    Alek

    Alek

    Alek

    Well-Known Member

    Joined:
    Jan 25, 2011
    Messages:
    163
    Likes Received:
    11
    Location:
    Iowa City, Iowa, USA
    The only time I ever cleaned my rabbits ears is when they got gunk on their upper inner ear, away from the ear hole. If it's dirty on the inside of the ear, I used a small pet approved ear cleaner, took a cotton ball, and gently cleaned the dirt from the skin, never getting into the canal. Rabbit usually have pretty clean ears, lops can have some issues, in fact it was my lop that I had to clean the dirt from. But they tend to not have many issues. Making sure their bedding and cage is clean is the best way to prevent ear, or facial dirt. I went to the hospital for about 3wks, and my friend cared for my rabbit, didn't change it's bedding, and it got some pimples on it's chin. But they went away when I changed it's bedding.
    If a rabbit is getting ear infections or serious ear gunk, I'd see a vet before you dig around in there. It can be indicative of a different health issue going on.
     
  10. May 11, 2017 #10

    heartfeltbunnies

    heartfeltbunnies

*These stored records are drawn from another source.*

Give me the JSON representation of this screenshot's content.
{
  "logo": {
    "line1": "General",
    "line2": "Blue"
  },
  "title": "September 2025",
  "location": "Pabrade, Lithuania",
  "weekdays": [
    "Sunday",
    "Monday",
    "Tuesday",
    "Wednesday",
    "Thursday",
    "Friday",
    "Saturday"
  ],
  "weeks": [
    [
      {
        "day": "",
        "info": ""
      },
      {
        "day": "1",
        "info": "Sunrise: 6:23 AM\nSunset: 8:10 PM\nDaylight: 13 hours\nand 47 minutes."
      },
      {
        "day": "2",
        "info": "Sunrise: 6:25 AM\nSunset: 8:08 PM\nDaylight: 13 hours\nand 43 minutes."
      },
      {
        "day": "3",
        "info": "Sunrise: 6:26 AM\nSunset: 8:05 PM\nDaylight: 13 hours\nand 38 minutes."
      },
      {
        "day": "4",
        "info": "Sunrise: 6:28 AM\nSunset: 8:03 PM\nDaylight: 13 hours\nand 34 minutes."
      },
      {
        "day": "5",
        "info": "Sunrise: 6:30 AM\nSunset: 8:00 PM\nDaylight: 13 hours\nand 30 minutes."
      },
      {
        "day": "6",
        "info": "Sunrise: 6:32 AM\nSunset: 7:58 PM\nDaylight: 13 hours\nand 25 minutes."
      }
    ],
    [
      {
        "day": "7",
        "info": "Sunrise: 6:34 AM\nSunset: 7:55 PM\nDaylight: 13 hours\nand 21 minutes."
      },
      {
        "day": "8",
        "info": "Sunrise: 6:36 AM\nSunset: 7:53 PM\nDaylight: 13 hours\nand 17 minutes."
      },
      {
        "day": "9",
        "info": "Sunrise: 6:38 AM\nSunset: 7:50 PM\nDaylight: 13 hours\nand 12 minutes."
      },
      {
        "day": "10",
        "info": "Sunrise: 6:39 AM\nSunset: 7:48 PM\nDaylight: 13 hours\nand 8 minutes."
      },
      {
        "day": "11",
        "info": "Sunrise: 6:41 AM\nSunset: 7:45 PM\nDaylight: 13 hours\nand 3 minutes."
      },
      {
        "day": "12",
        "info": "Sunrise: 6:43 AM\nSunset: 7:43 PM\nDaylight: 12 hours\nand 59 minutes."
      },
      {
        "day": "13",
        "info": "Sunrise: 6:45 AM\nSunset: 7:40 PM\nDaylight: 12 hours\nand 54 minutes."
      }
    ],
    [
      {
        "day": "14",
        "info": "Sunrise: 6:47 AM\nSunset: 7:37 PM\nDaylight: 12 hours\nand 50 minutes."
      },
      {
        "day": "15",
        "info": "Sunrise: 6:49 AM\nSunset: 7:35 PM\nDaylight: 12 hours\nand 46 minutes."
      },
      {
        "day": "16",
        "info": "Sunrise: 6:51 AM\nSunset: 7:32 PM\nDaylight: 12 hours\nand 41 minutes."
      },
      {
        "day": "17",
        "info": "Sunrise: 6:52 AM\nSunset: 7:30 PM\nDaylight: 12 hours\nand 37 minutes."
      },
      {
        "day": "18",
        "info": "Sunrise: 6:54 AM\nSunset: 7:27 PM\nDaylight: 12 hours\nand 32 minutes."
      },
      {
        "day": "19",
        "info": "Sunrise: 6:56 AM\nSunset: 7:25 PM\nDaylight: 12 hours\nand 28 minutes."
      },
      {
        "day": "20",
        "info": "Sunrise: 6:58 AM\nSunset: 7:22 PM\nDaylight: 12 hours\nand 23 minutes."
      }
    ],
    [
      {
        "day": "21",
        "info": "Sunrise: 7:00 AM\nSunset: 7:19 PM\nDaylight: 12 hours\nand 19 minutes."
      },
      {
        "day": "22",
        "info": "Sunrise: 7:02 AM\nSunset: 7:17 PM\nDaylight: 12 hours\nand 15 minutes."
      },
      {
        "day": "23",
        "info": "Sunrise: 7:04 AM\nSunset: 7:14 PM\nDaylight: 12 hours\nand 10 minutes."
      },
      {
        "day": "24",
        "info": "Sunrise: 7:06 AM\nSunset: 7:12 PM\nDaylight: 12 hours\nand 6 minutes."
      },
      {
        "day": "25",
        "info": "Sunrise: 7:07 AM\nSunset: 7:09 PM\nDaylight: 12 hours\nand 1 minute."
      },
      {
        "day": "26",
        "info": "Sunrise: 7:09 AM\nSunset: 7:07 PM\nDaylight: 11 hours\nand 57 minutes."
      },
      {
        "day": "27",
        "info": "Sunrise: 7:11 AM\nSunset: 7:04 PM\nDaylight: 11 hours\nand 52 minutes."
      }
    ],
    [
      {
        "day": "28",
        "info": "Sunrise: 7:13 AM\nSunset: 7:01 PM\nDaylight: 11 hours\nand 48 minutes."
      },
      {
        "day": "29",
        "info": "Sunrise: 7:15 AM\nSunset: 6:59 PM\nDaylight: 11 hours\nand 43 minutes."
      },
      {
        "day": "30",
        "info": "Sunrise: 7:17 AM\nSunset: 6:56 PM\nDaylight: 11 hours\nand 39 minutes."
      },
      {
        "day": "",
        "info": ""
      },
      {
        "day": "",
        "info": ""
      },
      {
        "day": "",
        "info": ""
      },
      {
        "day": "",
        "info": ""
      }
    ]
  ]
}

    heartfeltbunnies

    heartfeltbunnies

    Joined:
    Sep 6, 2016
    Messages:
    1
    Likes Received:
    0
    Location:
    South Australia
    I have to clean my rabbit Hobbes ears (only cause they are infected) also said to help the antibiotics work better. I do it with otoflush and massage in wait 15 mins (let him have a good shake and scratch) then clean out puss with a cotton bud. Then ear drops can be put in. I have to wrap him up in a towel first before doing it and is important to wipe the ears and fur around them dry on the outside afterwards.
     

Share This Page